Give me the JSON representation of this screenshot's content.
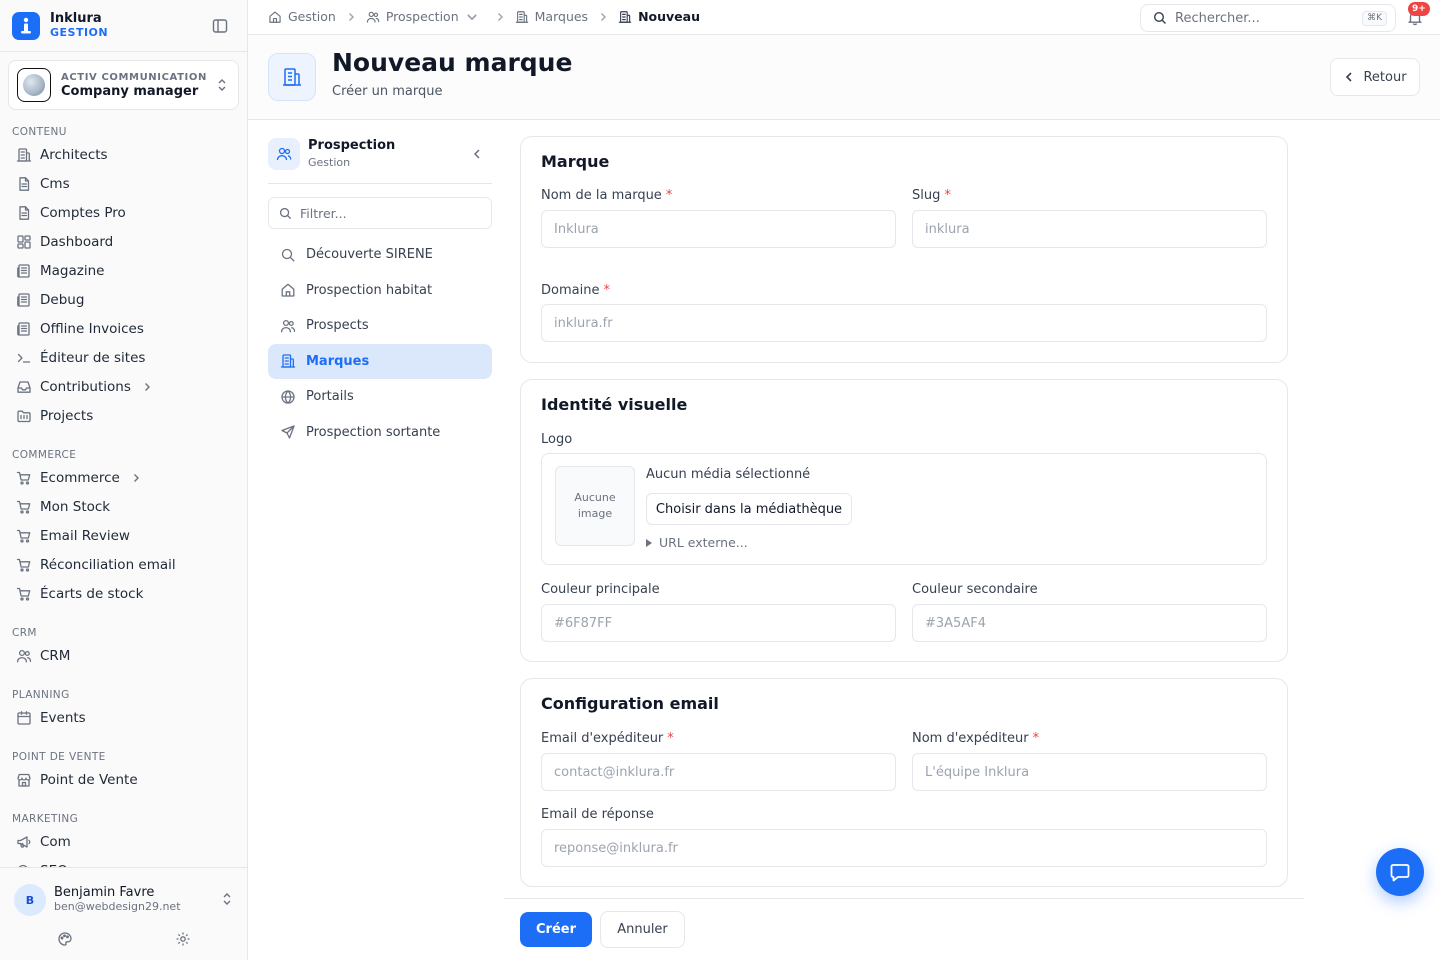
{
  "app": {
    "name": "Inklura",
    "subtitle": "GESTION"
  },
  "org": {
    "tag": "ACTIV COMMUNICATION",
    "name": "Company manager"
  },
  "sidebar": {
    "sections": [
      {
        "title": "CONTENU",
        "items": [
          {
            "label": "Architects",
            "icon": "building-icon"
          },
          {
            "label": "Cms",
            "icon": "document-icon"
          },
          {
            "label": "Comptes Pro",
            "icon": "document-icon"
          },
          {
            "label": "Dashboard",
            "icon": "dashboard-icon"
          },
          {
            "label": "Magazine",
            "icon": "newspaper-icon"
          },
          {
            "label": "Debug",
            "icon": "newspaper-icon"
          },
          {
            "label": "Offline Invoices",
            "icon": "newspaper-icon"
          },
          {
            "label": "Éditeur de sites",
            "icon": "terminal-icon"
          },
          {
            "label": "Contributions",
            "icon": "inbox-icon",
            "expandable": true
          },
          {
            "label": "Projects",
            "icon": "folder-icon"
          }
        ]
      },
      {
        "title": "COMMERCE",
        "items": [
          {
            "label": "Ecommerce",
            "icon": "cart-icon",
            "expandable": true
          },
          {
            "label": "Mon Stock",
            "icon": "cart-icon"
          },
          {
            "label": "Email Review",
            "icon": "cart-icon"
          },
          {
            "label": "Réconciliation email",
            "icon": "cart-icon"
          },
          {
            "label": "Écarts de stock",
            "icon": "cart-icon"
          }
        ]
      },
      {
        "title": "CRM",
        "items": [
          {
            "label": "CRM",
            "icon": "users-icon"
          }
        ]
      },
      {
        "title": "PLANNING",
        "items": [
          {
            "label": "Events",
            "icon": "calendar-icon"
          }
        ]
      },
      {
        "title": "POINT DE VENTE",
        "items": [
          {
            "label": "Point de Vente",
            "icon": "store-icon"
          }
        ]
      },
      {
        "title": "MARKETING",
        "items": [
          {
            "label": "Com",
            "icon": "megaphone-icon"
          },
          {
            "label": "SEO",
            "icon": "search-icon"
          }
        ]
      }
    ]
  },
  "user": {
    "initial": "B",
    "name": "Benjamin Favre",
    "email": "ben@webdesign29.net"
  },
  "breadcrumb": [
    {
      "label": "Gestion",
      "icon": "home-icon"
    },
    {
      "label": "Prospection",
      "icon": "users-icon",
      "dropdown": true
    },
    {
      "label": "Marques",
      "icon": "building-icon"
    },
    {
      "label": "Nouveau",
      "icon": "building-icon",
      "active": true
    }
  ],
  "search": {
    "placeholder": "Rechercher...",
    "shortcut": "⌘K"
  },
  "notifications": {
    "badge": "9+"
  },
  "page": {
    "title": "Nouveau marque",
    "subtitle": "Créer un marque",
    "back_label": "Retour"
  },
  "subnav": {
    "title": "Prospection",
    "subtitle": "Gestion",
    "filter_placeholder": "Filtrer...",
    "items": [
      {
        "label": "Découverte SIRENE",
        "icon": "search-icon"
      },
      {
        "label": "Prospection habitat",
        "icon": "home-icon"
      },
      {
        "label": "Prospects",
        "icon": "users-icon"
      },
      {
        "label": "Marques",
        "icon": "building-icon",
        "active": true
      },
      {
        "label": "Portails",
        "icon": "globe-icon"
      },
      {
        "label": "Prospection sortante",
        "icon": "send-icon"
      }
    ]
  },
  "form": {
    "brand": {
      "title": "Marque",
      "name_label": "Nom de la marque",
      "name_placeholder": "Inklura",
      "slug_label": "Slug",
      "slug_placeholder": "inklura",
      "domain_label": "Domaine",
      "domain_placeholder": "inklura.fr",
      "required": "*"
    },
    "identity": {
      "title": "Identité visuelle",
      "logo_label": "Logo",
      "no_image": "Aucune image",
      "no_media": "Aucun média sélectionné",
      "choose_label": "Choisir dans la médiathèque",
      "external_url": "URL externe...",
      "primary_label": "Couleur principale",
      "primary_placeholder": "#6F87FF",
      "secondary_label": "Couleur secondaire",
      "secondary_placeholder": "#3A5AF4"
    },
    "email": {
      "title": "Configuration email",
      "sender_label": "Email d'expéditeur",
      "sender_placeholder": "contact@inklura.fr",
      "sender_name_label": "Nom d'expéditeur",
      "sender_name_placeholder": "L'équipe Inklura",
      "reply_label": "Email de réponse",
      "reply_placeholder": "reponse@inklura.fr"
    },
    "submit_label": "Créer",
    "cancel_label": "Annuler"
  },
  "colors": {
    "accent": "#1d6ef7",
    "danger": "#ef4444",
    "border": "#e5e7eb"
  }
}
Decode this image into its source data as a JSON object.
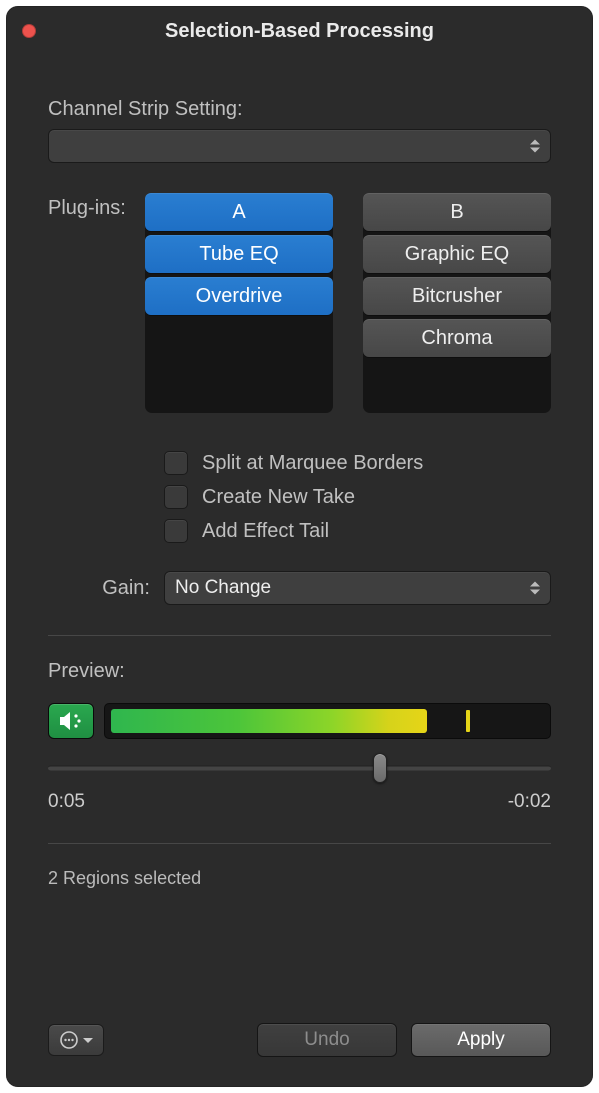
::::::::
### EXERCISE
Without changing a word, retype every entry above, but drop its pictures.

### REPLY TO THE TASK
Give me the JSON representation of this screenshot's content.
{
  "app": {
    "name": "Inklura",
    "subtitle": "GESTION"
  },
  "org": {
    "tag": "ACTIV COMMUNICATION",
    "name": "Company manager"
  },
  "sidebar": {
    "sections": [
      {
        "title": "CONTENU",
        "items": [
          {
            "label": "Architects",
            "icon": "building-icon"
          },
          {
            "label": "Cms",
            "icon": "document-icon"
          },
          {
            "label": "Comptes Pro",
            "icon": "document-icon"
          },
          {
            "label": "Dashboard",
            "icon": "dashboard-icon"
          },
          {
            "label": "Magazine",
            "icon": "newspaper-icon"
          },
          {
            "label": "Debug",
            "icon": "newspaper-icon"
          },
          {
            "label": "Offline Invoices",
            "icon": "newspaper-icon"
          },
          {
            "label": "Éditeur de sites",
            "icon": "terminal-icon"
          },
          {
            "label": "Contributions",
            "icon": "inbox-icon",
            "expandable": true
          },
          {
            "label": "Projects",
            "icon": "folder-icon"
          }
        ]
      },
      {
        "title": "COMMERCE",
        "items": [
          {
            "label": "Ecommerce",
            "icon": "cart-icon",
            "expandable": true
          },
          {
            "label": "Mon Stock",
            "icon": "cart-icon"
          },
          {
            "label": "Email Review",
            "icon": "cart-icon"
          },
          {
            "label": "Réconciliation email",
            "icon": "cart-icon"
          },
          {
            "label": "Écarts de stock",
            "icon": "cart-icon"
          }
        ]
      },
      {
        "title": "CRM",
        "items": [
          {
            "label": "CRM",
            "icon": "users-icon"
          }
        ]
      },
      {
        "title": "PLANNING",
        "items": [
          {
            "label": "Events",
            "icon": "calendar-icon"
          }
        ]
      },
      {
        "title": "POINT DE VENTE",
        "items": [
          {
            "label": "Point de Vente",
            "icon": "store-icon"
          }
        ]
      },
      {
        "title": "MARKETING",
        "items": [
          {
            "label": "Com",
            "icon": "megaphone-icon"
          },
          {
            "label": "SEO",
            "icon": "search-icon"
          }
        ]
      }
    ]
  },
  "user": {
    "initial": "B",
    "name": "Benjamin Favre",
    "email": "ben@webdesign29.net"
  },
  "breadcrumb": [
    {
      "label": "Gestion",
      "icon": "home-icon"
    },
    {
      "label": "Prospection",
      "icon": "users-icon",
      "dropdown": true
    },
    {
      "label": "Marques",
      "icon": "building-icon"
    },
    {
      "label": "Nouveau",
      "icon": "building-icon",
      "active": true
    }
  ],
  "search": {
    "placeholder": "Rechercher...",
    "shortcut": "⌘K"
  },
  "notifications": {
    "badge": "9+"
  },
  "page": {
    "title": "Nouveau marque",
    "subtitle": "Créer un marque",
    "back_label": "Retour"
  },
  "subnav": {
    "title": "Prospection",
    "subtitle": "Gestion",
    "filter_placeholder": "Filtrer...",
    "items": [
      {
        "label": "Découverte SIRENE",
        "icon": "search-icon"
      },
      {
        "label": "Prospection habitat",
        "icon": "home-icon"
      },
      {
        "label": "Prospects",
        "icon": "users-icon"
      },
      {
        "label": "Marques",
        "icon": "building-icon",
        "active": true
      },
      {
        "label": "Portails",
        "icon": "globe-icon"
      },
      {
        "label": "Prospection sortante",
        "icon": "send-icon"
      }
    ]
  },
  "form": {
    "brand": {
      "title": "Marque",
      "name_label": "Nom de la marque",
      "name_placeholder": "Inklura",
      "slug_label": "Slug",
      "slug_placeholder": "inklura",
      "domain_label": "Domaine",
      "domain_placeholder": "inklura.fr",
      "required": "*"
    },
    "identity": {
      "title": "Identité visuelle",
      "logo_label": "Logo",
      "no_image": "Aucune image",
      "no_media": "Aucun média sélectionné",
      "choose_label": "Choisir dans la médiathèque",
      "external_url": "URL externe...",
      "primary_label": "Couleur principale",
      "primary_placeholder": "#6F87FF",
      "secondary_label": "Couleur secondaire",
      "secondary_placeholder": "#3A5AF4"
    },
    "email": {
      "title": "Configuration email",
      "sender_label": "Email d'expéditeur",
      "sender_placeholder": "contact@inklura.fr",
      "sender_name_label": "Nom d'expéditeur",
      "sender_name_placeholder": "L'équipe Inklura",
      "reply_label": "Email de réponse",
      "reply_placeholder": "reponse@inklura.fr"
    },
    "submit_label": "Créer",
    "cancel_label": "Annuler"
  },
  "colors": {
    "accent": "#1d6ef7",
    "danger": "#ef4444",
    "border": "#e5e7eb"
  }
}
Decode this image into its source data as a JSON object.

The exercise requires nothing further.